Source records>
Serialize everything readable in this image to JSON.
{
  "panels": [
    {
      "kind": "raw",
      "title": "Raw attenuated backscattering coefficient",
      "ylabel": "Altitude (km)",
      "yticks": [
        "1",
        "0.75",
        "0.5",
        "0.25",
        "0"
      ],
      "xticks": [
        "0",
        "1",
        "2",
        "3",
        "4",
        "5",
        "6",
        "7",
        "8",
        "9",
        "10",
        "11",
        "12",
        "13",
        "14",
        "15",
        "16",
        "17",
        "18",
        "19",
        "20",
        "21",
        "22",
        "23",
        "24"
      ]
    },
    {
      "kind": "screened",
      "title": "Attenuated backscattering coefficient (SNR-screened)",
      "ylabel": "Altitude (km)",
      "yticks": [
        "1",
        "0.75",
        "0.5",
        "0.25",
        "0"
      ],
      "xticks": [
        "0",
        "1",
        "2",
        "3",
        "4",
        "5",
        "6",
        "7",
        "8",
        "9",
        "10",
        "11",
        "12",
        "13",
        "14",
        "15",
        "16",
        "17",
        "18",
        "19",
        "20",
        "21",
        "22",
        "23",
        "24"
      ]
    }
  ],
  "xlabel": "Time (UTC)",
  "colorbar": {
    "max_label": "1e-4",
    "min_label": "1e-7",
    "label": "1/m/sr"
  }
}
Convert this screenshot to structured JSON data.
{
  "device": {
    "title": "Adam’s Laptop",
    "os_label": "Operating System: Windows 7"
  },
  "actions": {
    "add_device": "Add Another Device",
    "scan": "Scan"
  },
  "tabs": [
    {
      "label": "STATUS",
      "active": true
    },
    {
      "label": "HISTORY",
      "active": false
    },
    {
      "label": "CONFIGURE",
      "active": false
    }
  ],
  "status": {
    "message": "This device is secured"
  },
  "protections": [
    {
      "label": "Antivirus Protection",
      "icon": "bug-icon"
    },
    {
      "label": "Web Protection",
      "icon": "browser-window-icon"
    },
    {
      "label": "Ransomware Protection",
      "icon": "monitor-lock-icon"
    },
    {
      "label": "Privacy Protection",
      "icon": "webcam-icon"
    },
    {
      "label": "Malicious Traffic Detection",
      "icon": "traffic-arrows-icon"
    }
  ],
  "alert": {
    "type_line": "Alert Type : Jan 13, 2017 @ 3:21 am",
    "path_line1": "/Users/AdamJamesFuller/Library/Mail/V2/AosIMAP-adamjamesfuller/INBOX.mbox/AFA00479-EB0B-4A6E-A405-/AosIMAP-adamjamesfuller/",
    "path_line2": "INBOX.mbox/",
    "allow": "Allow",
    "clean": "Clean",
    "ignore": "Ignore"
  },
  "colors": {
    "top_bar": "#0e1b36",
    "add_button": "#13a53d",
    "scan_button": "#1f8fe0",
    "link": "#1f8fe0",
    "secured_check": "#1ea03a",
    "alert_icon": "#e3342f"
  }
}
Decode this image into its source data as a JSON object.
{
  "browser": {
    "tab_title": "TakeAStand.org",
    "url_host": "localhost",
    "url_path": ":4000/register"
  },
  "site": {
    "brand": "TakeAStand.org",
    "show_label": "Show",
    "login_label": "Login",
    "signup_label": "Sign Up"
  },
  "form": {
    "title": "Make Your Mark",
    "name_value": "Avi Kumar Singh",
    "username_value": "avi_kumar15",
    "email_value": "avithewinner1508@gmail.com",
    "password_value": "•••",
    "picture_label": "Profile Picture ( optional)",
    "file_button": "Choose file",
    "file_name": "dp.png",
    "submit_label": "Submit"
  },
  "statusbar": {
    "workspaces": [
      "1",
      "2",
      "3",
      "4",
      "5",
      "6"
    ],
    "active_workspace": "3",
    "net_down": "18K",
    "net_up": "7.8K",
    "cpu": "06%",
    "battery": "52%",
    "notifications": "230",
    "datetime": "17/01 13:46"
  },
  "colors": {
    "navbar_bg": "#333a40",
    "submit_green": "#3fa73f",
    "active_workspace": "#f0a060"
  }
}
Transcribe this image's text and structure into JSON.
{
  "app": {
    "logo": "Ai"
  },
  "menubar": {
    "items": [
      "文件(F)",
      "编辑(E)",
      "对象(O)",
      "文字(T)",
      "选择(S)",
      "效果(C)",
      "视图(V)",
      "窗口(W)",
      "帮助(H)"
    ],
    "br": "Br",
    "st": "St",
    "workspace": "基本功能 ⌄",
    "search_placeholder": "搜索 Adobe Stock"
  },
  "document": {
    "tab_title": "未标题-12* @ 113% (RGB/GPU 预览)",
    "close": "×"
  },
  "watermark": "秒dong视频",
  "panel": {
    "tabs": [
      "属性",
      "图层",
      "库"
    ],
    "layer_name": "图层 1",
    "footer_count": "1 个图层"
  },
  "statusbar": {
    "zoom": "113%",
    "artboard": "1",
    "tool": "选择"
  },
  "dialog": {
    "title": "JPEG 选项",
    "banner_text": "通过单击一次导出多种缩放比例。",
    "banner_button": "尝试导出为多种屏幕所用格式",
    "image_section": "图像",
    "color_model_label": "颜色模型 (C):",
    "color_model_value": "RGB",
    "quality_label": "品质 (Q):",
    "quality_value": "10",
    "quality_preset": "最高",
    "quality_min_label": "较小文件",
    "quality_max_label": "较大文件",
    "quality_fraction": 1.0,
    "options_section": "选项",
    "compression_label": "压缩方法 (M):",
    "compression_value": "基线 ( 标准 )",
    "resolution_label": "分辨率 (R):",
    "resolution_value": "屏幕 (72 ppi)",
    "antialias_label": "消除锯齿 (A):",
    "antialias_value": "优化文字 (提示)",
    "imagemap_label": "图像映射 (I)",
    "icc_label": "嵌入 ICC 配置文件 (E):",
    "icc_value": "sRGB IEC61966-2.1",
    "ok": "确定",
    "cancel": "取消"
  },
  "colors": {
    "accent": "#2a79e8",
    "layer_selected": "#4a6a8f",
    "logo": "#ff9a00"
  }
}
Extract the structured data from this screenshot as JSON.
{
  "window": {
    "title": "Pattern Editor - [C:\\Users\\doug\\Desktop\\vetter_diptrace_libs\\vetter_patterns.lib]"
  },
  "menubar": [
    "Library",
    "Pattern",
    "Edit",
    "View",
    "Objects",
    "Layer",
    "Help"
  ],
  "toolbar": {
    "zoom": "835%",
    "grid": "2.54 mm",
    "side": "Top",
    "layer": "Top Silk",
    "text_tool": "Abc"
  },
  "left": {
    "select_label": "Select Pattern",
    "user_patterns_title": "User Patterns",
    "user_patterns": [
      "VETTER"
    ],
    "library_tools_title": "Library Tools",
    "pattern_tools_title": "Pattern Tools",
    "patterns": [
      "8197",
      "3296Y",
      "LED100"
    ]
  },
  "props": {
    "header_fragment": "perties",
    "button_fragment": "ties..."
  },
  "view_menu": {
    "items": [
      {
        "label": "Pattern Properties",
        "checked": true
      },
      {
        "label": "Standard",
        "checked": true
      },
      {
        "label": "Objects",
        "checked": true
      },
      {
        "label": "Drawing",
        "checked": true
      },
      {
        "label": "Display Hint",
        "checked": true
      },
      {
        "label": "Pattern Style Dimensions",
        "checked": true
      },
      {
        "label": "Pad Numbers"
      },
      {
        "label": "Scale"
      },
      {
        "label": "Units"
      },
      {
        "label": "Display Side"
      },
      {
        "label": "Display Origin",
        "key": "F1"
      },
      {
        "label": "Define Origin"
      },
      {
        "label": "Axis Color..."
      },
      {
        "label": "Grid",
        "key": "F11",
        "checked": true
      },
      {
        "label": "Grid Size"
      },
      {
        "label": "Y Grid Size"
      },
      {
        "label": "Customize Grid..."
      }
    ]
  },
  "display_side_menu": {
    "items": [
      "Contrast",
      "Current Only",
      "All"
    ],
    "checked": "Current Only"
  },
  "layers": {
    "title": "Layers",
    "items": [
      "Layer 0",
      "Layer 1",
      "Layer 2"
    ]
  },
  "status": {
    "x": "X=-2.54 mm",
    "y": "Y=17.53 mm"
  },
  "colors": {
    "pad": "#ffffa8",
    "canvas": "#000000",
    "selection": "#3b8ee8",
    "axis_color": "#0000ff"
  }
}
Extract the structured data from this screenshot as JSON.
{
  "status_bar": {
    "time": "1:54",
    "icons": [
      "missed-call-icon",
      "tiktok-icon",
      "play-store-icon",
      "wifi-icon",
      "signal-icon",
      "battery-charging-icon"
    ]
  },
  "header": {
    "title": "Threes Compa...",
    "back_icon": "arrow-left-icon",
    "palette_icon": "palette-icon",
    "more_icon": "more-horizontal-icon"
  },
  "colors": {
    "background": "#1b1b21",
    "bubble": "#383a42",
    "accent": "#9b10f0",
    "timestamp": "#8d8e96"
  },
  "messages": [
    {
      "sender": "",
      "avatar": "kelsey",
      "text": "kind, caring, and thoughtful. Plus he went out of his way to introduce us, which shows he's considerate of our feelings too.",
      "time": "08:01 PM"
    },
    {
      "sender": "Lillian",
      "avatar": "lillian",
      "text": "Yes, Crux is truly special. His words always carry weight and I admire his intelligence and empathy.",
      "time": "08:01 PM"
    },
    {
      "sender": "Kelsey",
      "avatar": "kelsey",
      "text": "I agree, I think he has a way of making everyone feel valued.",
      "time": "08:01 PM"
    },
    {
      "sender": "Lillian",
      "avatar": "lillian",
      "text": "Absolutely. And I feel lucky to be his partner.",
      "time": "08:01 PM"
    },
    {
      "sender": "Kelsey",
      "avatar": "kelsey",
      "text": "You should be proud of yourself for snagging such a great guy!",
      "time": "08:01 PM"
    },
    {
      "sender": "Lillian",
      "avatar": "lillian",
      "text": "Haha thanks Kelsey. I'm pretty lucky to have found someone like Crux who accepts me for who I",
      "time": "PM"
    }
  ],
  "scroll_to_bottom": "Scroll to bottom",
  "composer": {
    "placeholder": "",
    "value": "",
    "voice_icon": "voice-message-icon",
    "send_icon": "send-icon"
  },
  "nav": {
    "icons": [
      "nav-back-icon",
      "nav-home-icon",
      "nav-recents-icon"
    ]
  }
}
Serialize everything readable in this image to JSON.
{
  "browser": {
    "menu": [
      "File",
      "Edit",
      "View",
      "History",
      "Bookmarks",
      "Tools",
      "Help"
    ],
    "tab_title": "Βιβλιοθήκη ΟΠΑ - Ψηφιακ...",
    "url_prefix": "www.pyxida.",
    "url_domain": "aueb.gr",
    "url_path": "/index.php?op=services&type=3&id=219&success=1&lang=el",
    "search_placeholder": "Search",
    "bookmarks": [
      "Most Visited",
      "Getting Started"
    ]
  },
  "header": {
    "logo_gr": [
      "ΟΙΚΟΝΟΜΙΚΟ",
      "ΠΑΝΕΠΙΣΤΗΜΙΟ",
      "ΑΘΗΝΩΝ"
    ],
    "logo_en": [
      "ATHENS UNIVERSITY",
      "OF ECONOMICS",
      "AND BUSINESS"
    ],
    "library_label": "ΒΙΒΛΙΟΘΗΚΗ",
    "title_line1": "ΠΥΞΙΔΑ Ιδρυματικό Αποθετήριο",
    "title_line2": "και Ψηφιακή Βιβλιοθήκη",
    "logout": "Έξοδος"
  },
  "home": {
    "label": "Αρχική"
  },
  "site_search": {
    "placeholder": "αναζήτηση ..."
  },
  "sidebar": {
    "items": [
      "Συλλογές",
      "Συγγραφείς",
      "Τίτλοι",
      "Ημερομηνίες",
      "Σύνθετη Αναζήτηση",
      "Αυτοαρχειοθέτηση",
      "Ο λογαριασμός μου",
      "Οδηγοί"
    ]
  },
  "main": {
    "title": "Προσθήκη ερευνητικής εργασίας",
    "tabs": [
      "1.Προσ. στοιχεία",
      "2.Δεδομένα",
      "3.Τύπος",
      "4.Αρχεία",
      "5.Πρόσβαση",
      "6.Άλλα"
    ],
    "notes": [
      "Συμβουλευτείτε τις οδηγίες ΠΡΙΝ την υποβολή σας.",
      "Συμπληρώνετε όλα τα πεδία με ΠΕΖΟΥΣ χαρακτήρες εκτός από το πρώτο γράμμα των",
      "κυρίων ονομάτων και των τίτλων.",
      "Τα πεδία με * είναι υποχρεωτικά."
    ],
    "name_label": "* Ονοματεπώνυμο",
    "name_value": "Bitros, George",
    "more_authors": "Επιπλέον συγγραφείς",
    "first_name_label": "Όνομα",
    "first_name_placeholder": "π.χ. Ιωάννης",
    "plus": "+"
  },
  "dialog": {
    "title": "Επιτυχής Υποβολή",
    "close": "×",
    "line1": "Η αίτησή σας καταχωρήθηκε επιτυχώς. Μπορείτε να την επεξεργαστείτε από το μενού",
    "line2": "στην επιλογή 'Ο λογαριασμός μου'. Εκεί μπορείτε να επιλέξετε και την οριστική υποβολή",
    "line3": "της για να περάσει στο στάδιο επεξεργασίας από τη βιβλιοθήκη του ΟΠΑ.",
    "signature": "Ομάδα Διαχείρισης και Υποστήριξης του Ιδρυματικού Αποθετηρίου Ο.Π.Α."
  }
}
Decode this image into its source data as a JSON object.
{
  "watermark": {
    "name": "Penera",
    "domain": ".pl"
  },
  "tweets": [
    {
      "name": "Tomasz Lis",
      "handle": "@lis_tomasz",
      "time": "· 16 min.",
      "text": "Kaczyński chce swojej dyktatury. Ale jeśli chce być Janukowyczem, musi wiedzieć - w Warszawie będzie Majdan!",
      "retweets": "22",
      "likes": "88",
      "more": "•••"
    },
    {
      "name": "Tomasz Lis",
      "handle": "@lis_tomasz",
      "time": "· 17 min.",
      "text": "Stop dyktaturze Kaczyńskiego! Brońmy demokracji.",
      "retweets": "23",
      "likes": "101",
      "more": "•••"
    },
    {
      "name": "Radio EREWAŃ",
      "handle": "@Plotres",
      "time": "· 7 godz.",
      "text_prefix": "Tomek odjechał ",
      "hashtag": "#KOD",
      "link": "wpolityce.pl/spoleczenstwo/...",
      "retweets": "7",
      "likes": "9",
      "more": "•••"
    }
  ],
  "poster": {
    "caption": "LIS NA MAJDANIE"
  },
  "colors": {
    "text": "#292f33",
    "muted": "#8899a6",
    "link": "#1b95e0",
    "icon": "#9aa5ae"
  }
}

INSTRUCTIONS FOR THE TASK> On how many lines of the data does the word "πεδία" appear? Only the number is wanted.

WRITTEN SOLUTION> 2